Building the healthcare ecosystem of the future.

For at least three-and-a-half decades now, the subject of changes in healthcare has been a hot topic among healthcare stakeholders in the United States. At times these conversations have flirted with the idea of innovation. But at no time in my memory has the impetus for significant change — even innovation — been so palpable.

Covid-19 on its own would have been enough; but the convergence of a global pandemic, a severe economic downturn and a political inferno has escalated the rhetoric and accelerated the evolution of each aspect of not only the conversation, but in some quarters, the nature of aspects of the healthcare ecosystem. 

In a recent White Paper on this evolving ecosystem, the global management consultant, McKinsey & Company, suggests that “organizations can consider ways to use healthcare ecosystems to improve patient experience and health, while reducing total costs.”

On the face of it, this seems like an easy hypothesis with which to agree; however, I’d suggest that this statement reflects the problem in our approach to healthcare in the United States. Namely, that two-thirds of the equation has nothing to do with caring for the patient.

Innovation in the ecosystem — every part of the healthcare universe — are inevitable. The question is what will drive that innovation. Will it be driven purely by advances in technology? Or in systems and process that deliver efficiencies and profitability?

Or will the innovations that we bring to America’s 21st century healthcare challenge be driven by a singular and relentless focus on the patient?

The kind of enduring changes that will serve humanity not for a decade or two, but for generations, begins with returning the patient to the center of the healthcare ecosystem.

If we are able to rise to the challenge, and reinvent healthcare around the guiding principle that everything we do, every investment we make and each advance we pursue aligns with an unwavering commitment to provide patients with the highest level of care, we have a shot at regaining our direction.

This means that as we seek to build out each area of a 21st century healthcare ecosystem, we test actions and motives against this guiding principle — the care of the patient comes first.

If we abide by this principle many of the “thorny” issues related to research, treatment, privacy and delivery mechanisms are evaluated in this light.

It means that we reevaluate the way in which we view, manage and relate to the human beings who interact with the patients. It means the one part of the ecosystem where we absolutely cannot cut corners is those individuals who deliver the care.

And it means that every decision is made in the context of its impact on patients.

The healthcare ecosystem worthy of our time and commitment is one that lives up to the underlying mission to which every healthcare organization I know subscribes. It is not to have larger buildings and greater campuses…or newly capitalized technology. Everyone I know in this industry got into it because of a deep desire to deliver superior healthcare to the patients in our communities.

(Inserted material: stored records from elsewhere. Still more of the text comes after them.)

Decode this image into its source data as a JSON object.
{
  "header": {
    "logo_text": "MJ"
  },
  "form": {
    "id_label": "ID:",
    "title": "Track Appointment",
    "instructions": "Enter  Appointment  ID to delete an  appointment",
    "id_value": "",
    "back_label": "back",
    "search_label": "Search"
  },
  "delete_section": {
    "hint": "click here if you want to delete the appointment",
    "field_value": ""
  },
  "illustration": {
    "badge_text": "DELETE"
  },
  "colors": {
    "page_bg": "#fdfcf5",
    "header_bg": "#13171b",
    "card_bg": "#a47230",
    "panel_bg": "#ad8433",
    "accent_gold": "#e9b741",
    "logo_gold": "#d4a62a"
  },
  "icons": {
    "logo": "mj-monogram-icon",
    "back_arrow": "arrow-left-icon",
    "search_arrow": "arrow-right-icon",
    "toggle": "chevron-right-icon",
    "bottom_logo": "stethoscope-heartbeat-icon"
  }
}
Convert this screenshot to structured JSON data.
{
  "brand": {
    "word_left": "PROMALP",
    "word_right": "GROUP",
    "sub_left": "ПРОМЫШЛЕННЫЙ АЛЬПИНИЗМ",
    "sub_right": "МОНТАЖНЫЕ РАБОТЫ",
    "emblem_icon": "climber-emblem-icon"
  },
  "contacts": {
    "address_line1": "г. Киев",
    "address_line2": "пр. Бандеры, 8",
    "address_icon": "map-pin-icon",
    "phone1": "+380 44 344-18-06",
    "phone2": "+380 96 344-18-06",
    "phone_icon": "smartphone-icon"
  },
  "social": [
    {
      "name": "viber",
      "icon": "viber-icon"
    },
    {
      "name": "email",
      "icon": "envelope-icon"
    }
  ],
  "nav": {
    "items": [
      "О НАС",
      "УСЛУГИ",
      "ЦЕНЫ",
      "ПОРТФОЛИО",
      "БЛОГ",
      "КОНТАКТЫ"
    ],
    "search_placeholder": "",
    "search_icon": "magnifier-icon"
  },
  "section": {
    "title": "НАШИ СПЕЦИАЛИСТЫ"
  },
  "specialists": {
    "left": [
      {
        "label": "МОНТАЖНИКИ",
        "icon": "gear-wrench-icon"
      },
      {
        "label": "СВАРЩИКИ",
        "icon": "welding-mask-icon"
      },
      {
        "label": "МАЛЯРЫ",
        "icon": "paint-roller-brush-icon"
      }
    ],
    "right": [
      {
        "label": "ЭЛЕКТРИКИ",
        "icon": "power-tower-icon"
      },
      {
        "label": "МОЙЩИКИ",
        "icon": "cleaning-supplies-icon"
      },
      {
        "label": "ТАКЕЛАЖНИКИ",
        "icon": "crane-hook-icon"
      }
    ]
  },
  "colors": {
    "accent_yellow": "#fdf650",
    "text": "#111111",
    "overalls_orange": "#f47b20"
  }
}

It all begins by placing the patients where they belong — at the center of the healthcare ecosystem we are building. And this is our pledge.